The PRE population in the US stands to benefit greatly from various efforts coming out of Spain and assisted by USPRE. We acknowledge the tremendous improvements to the LG-ANCCE and the worldwide image of the PRE horse as a result of the modernization of the breed and its services under ANCCE President Javier Conde. We believe that the new standards for basic approval of breeding stock will continue to improve our bloodlines and educate our breeders. We strongly support the trend toward breeding for purpose, with equal importance given to the morphology focus as well as the sport focus—ideally, they are two sides of one coin. Celebrity horses will continue to appear in both circles, making timely and correct publication of our horses’ successes vital to growth in popularity and education of the greater equestrian community.

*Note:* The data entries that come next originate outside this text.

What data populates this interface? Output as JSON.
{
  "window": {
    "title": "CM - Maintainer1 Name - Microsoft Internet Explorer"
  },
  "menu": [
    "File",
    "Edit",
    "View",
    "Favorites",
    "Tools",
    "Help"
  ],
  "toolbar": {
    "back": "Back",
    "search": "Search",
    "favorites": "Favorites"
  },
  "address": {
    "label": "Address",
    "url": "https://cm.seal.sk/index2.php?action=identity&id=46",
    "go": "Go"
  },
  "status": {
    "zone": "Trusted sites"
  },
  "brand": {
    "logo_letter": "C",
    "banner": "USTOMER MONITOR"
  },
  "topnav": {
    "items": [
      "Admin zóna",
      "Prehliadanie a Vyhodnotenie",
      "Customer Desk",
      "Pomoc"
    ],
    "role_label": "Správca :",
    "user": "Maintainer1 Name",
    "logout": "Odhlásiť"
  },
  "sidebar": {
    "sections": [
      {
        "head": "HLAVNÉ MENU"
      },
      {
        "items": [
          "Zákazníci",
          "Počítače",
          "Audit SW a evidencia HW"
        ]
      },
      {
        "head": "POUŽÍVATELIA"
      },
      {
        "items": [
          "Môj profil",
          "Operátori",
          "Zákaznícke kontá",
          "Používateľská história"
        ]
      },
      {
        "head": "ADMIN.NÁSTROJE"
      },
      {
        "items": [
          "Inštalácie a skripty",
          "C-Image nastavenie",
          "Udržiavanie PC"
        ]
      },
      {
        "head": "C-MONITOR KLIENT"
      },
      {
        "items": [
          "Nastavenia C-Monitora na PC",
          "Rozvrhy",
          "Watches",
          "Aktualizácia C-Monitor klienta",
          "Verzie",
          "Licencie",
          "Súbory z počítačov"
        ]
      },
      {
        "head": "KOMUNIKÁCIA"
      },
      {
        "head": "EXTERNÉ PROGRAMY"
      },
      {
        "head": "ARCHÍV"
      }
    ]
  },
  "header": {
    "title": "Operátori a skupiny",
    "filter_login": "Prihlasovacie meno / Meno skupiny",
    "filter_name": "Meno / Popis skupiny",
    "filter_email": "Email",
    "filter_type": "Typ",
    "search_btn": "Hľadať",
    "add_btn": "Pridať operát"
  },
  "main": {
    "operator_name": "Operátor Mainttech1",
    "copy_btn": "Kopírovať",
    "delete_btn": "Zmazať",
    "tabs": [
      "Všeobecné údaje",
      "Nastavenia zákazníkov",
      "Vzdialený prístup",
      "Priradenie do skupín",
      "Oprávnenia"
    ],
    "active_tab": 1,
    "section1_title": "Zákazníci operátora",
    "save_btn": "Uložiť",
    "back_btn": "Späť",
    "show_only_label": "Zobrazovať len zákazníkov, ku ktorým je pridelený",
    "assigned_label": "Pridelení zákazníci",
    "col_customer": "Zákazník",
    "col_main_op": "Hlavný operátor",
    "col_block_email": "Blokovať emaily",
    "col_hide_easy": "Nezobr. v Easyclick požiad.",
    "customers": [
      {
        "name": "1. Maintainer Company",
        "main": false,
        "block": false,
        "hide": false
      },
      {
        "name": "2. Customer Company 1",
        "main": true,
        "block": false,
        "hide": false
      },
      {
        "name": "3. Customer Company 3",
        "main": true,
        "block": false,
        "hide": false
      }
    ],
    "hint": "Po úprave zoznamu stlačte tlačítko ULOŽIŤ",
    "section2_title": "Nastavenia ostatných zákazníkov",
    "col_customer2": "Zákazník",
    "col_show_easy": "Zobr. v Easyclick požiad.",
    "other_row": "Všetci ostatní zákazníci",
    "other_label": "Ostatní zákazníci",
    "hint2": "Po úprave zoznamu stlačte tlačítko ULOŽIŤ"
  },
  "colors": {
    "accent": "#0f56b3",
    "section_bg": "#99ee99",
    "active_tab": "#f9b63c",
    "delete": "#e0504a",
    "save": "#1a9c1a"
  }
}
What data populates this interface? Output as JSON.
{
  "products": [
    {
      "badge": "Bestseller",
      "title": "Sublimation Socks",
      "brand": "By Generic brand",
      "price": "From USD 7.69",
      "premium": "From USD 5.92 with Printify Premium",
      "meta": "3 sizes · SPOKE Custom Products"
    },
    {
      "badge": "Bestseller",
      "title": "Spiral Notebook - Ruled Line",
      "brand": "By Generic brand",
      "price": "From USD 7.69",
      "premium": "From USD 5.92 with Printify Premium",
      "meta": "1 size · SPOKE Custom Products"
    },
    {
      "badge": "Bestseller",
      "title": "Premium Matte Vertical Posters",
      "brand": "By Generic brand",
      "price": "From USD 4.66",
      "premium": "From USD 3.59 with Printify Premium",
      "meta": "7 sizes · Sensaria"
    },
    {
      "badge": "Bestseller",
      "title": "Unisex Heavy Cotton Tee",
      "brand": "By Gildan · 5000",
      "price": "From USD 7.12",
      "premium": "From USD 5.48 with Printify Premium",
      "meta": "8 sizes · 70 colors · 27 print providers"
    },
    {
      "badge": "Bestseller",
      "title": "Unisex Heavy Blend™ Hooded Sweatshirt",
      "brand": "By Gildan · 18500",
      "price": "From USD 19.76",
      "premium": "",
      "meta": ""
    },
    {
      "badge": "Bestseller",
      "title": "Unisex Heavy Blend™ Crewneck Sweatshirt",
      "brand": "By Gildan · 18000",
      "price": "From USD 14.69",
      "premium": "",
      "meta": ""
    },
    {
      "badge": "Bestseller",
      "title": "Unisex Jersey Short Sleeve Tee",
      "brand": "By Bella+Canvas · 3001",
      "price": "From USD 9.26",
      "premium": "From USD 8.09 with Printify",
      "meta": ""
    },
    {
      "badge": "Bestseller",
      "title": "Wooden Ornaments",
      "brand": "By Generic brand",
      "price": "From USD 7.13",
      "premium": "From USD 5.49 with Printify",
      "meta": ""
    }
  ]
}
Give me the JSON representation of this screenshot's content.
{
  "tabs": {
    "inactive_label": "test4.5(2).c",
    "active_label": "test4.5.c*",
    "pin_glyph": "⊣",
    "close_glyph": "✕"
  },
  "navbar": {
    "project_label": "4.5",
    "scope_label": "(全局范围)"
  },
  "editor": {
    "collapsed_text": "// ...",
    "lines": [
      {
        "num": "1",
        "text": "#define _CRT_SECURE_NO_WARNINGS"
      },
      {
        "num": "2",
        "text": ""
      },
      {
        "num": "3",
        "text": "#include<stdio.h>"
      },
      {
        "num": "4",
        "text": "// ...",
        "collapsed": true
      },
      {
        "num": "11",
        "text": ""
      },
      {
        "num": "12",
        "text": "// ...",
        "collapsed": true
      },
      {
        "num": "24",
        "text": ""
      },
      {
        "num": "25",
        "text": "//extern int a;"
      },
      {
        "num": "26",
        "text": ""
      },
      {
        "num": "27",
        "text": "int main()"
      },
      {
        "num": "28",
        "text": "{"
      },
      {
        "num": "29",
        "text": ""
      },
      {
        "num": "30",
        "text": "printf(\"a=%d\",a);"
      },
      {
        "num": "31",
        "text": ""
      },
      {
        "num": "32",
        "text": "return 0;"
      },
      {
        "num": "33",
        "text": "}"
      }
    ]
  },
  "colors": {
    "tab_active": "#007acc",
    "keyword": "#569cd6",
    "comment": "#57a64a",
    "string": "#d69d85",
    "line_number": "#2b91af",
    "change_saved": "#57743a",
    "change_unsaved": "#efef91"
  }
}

Most recently, USPRE has had the opportunity to become a Founding Sponsor of the Global Dressage Festival in Wellington, Florida. This 10-show series with five CDIs in one location is a revolutionary new concept for the sport and brings together world-class competition to one place for an extended period of time. The series attracted more corporate sponsorship in its first year than any other show series in the US, with the exception of the World Equestrian Games. As a Founding Sponsor, we have the opportunity to have prominent name exposure as well as disseminate our message through a promotional advertising, award and event campaign that runs the entire 12 weeks of the circuit. At the inaugural USPRE event in February 2012, over 400 Wellington equestrians attended a Spanish-themed party and riding demonstration featuring top riders and exciting young PRE athletes. USPRE is currently the only breed association using show sponsorship in this way to reach our target audience, although we have begun to see several of the warmblood associations adopting some of our programs.
At USPRE, we are proud to represent the PRE horse and excited to work with ANCCE in improving the quality of the American herd for the future. We believe that the US is a healthy market for the PRE horse and we will continue to be innovative and current in our programs and promotion, working together with Spain to protect and promote an exceptional equine product